I have recently been keeping one of my banjos tuned to Open F like John Hartford liked to do. Sure like the low end for a different sound, although I play it 3 finger Scruggs style. Like you, it would match my efforts at singing. I just grab it once in awhile when practicing for a different tone. Often think of getting a long neck and tuning down to open D but really don't want to drag two banjos around.
When I play with others jamming and as a small group at nursing homes, etc. I just stay in standard G tuning. The people I play with would not have a problem playing in F tuning, but don't really sing in F much.
If you go much lower strings get a bit floppy sometimes. I tune low for singing reasons too. So I'll go down by 1.5 tones max, so down to open e (equivalent to standard gDGBD) and will sometimes tune double c equivalent down at B flat or even A. With double c the 4th string is lower, so in A my 4th string get a bit floppy, but double B flat is fine. I use medium heavy steel strings. And have nylgut red series tuned low on my antique banjos. Playing alone means do whatever you feel like!
Because I'm currently taking some online classes, my banjo is tuned up to "standard" pitch (gDGBD) - its just easier to follow along, but normally, its down to open E (eBEG#B). I like to sing the old tunes. I've only once played with someone else, so it doesn't really matter where its tuned when you're alone.
If you are learning songs off pre-recorded music, e.g. CD's or Youtube, or downloaded BHO tunes, you can adjust the song's key (and thus the tuning you use) with computer programs such as free (donation accepted) Audacity.

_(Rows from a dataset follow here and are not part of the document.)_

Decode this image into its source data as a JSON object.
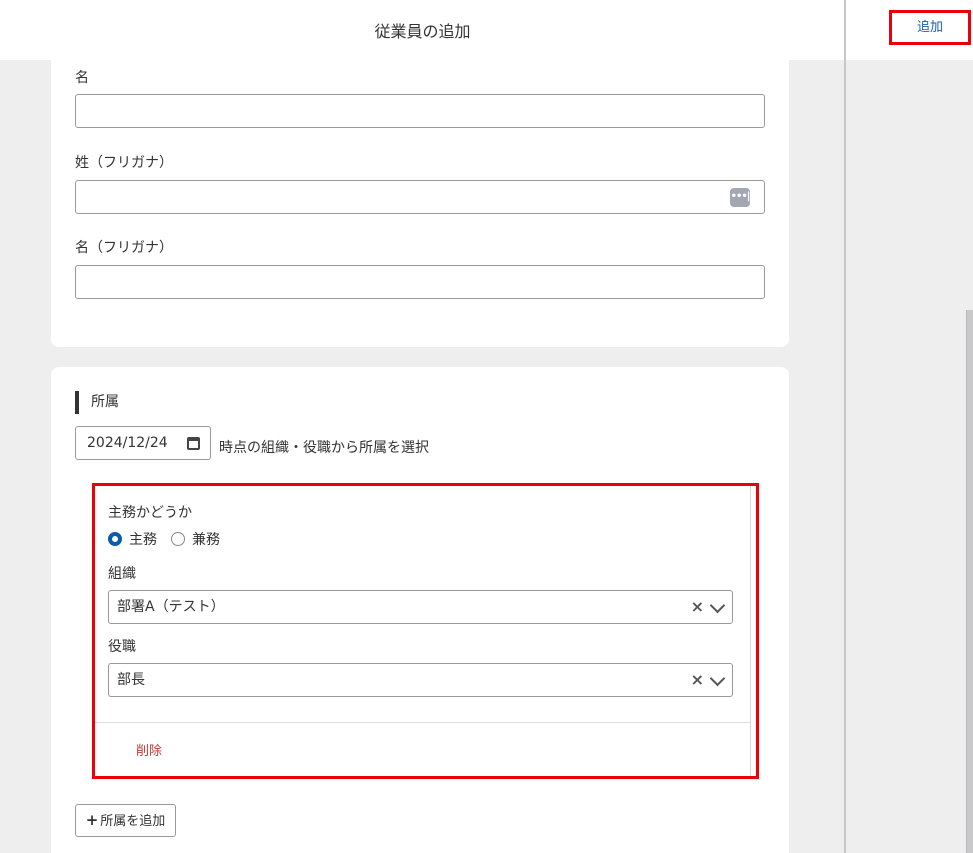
{
  "header": {
    "title": "従業員の追加",
    "add_label": "追加"
  },
  "personal": {
    "first_name_label": "名",
    "last_name_kana_label": "姓（フリガナ）",
    "first_name_kana_label": "名（フリガナ）",
    "first_name_value": "",
    "last_name_kana_value": "",
    "first_name_kana_value": ""
  },
  "affiliation": {
    "section_title": "所属",
    "date_value": "2024/12/24",
    "date_suffix": "時点の組織・役職から所属を選択",
    "primary_label": "主務かどうか",
    "radio_options": [
      "主務",
      "兼務"
    ],
    "radio_selected": "主務",
    "org_label": "組織",
    "org_value": "部署A（テスト）",
    "role_label": "役職",
    "role_value": "部長",
    "delete_label": "削除",
    "add_affiliation_label": "所属を追加"
  },
  "icons": {
    "password_manager": "dots-icon",
    "calendar": "calendar-icon",
    "clear": "clear-icon",
    "dropdown": "chevron-down-icon",
    "plus": "plus-icon"
  },
  "colors": {
    "highlight": "#e8000a",
    "link_blue": "#1b5fa7",
    "radio_blue": "#0b5cab",
    "delete_red": "#c23934",
    "background": "#eeeeef"
  }
}
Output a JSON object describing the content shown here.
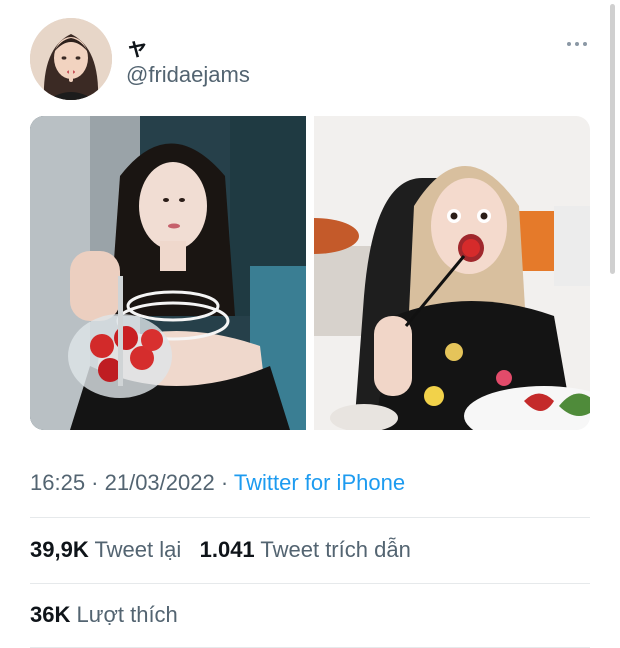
{
  "tweet": {
    "author": {
      "display_name": "ャ",
      "handle": "@fridaejams",
      "avatar_icon": "avatar-photo"
    },
    "media": [
      {
        "name": "photo-1",
        "icon": "photo-thumbnail"
      },
      {
        "name": "photo-2",
        "icon": "photo-thumbnail"
      }
    ],
    "timestamp": "16:25 · 21/03/2022 · ",
    "source": "Twitter for iPhone",
    "stats": {
      "retweets_count": "39,9K",
      "retweets_label": "Tweet lại",
      "quotes_count": "1.041",
      "quotes_label": "Tweet trích dẫn",
      "likes_count": "36K",
      "likes_label": "Lượt thích"
    },
    "colors": {
      "link": "#1d9bf0",
      "secondary_text": "#536471",
      "primary_text": "#0f1419",
      "divider": "#e6e9eb"
    }
  }
}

I used it all the time; I can slow tunes w/o changing the pitch, change pitch w/o changing the speed (tempo) or do both at the same time (which is my usual method for learning).
I keep my kit-built mountain banjo tuned down 5 semitones from standard pitch. This is to keep from bending the neck, which has no adjustable (or in fact any) neck rod. Noah Cline down-tunes some of his gourd banjos 5 semitones, and if he does it, then that's good enuf for me :-) I built the banjo from a kit by Brian Carver - easy build, and banjo sounds very nice.
There are a bunch of good reasons for tuning someplace other than normal. Some instruments just sound better at a lower (or higher) pitch than "normal." Also, when playing with others, playing out of a different tuning, but in the same key, with a capo, can add a lot to the mix.
I have a banjo that I tune three frets low--rather than double C, it is in double A. I buy individual string from Elderly Instruments for it. They are one notch thicker than GHS medium strings. Any thinner strings don't give good tone.